◆ INSTRUCTIONS FOR THE TASK: Within the listing, how many lines include "Science"? Please answer with a bare number.
__________________________________________________
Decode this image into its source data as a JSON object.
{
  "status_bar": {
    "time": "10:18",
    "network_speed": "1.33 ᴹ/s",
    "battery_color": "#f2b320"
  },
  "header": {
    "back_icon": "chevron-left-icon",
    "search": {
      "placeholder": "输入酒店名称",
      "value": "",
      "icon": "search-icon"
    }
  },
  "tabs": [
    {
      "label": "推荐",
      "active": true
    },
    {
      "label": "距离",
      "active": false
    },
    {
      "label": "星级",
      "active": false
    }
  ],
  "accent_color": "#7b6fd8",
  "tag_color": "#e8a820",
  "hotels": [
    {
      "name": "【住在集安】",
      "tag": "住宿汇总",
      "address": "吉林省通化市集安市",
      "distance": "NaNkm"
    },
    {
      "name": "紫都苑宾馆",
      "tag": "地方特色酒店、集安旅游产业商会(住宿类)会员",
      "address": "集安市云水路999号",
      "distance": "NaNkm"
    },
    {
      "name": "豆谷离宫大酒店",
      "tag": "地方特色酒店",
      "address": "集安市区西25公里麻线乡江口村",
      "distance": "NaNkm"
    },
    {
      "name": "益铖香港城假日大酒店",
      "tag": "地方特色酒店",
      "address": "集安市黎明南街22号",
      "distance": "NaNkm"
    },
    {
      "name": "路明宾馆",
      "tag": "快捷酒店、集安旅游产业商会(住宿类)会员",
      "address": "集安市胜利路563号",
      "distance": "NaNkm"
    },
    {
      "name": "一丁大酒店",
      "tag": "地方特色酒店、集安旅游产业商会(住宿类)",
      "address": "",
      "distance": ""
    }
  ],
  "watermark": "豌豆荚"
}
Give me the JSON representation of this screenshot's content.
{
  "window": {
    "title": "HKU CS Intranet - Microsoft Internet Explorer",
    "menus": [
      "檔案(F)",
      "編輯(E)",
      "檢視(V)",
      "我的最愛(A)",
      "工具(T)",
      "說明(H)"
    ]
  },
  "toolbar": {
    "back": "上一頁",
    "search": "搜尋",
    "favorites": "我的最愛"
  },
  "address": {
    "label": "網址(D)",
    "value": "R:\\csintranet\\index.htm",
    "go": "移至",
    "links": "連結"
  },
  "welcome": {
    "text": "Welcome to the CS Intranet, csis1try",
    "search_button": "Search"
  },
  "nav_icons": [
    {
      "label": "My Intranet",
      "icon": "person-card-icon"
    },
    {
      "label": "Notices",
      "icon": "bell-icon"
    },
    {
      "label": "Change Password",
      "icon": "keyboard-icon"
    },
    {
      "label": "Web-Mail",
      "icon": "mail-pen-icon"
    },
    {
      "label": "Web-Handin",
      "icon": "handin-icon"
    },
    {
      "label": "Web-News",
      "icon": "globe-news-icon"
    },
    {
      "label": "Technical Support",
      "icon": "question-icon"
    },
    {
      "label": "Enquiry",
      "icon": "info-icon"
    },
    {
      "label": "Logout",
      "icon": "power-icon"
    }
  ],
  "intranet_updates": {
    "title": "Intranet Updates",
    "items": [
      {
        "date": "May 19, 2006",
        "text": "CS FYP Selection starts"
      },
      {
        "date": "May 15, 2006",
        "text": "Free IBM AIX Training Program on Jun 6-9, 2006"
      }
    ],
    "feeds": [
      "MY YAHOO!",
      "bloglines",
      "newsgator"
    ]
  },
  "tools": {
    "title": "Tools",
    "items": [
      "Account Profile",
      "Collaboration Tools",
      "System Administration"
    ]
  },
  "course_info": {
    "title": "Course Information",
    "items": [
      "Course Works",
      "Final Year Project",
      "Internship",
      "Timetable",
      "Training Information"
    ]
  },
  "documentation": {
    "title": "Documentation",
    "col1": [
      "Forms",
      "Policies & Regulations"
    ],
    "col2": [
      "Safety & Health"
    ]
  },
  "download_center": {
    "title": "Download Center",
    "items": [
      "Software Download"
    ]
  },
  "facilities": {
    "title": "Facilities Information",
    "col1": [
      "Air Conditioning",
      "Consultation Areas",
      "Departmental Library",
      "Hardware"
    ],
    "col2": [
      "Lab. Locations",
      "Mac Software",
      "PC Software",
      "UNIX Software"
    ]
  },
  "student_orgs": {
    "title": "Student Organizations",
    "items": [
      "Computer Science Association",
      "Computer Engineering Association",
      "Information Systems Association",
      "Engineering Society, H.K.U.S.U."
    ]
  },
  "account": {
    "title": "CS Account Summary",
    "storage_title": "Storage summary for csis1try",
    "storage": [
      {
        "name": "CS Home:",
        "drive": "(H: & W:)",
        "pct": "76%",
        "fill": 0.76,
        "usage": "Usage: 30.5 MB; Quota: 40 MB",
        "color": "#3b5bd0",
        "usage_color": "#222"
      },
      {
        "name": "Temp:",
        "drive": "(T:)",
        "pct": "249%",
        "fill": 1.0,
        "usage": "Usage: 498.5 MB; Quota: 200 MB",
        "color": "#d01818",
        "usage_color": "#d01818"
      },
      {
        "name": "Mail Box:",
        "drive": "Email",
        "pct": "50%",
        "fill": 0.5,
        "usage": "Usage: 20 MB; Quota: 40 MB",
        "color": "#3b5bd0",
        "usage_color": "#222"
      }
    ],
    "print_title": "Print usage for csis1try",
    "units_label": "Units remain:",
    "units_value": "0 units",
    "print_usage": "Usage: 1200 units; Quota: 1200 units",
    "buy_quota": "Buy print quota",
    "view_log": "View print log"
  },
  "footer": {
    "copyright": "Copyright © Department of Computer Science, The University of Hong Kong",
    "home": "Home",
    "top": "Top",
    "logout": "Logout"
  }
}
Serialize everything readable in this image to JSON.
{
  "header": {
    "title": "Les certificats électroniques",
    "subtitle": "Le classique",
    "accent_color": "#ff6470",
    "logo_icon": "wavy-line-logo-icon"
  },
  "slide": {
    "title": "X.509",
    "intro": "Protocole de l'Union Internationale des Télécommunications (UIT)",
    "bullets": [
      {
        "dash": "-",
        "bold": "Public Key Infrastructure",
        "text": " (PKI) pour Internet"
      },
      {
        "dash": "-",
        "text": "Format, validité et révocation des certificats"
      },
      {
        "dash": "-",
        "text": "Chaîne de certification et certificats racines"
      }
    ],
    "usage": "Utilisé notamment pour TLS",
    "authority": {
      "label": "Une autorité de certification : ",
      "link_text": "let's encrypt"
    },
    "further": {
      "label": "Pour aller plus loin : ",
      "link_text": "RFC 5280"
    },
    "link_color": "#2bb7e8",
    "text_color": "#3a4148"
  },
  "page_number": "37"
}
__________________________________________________
◆ TASK OUTPUT: 2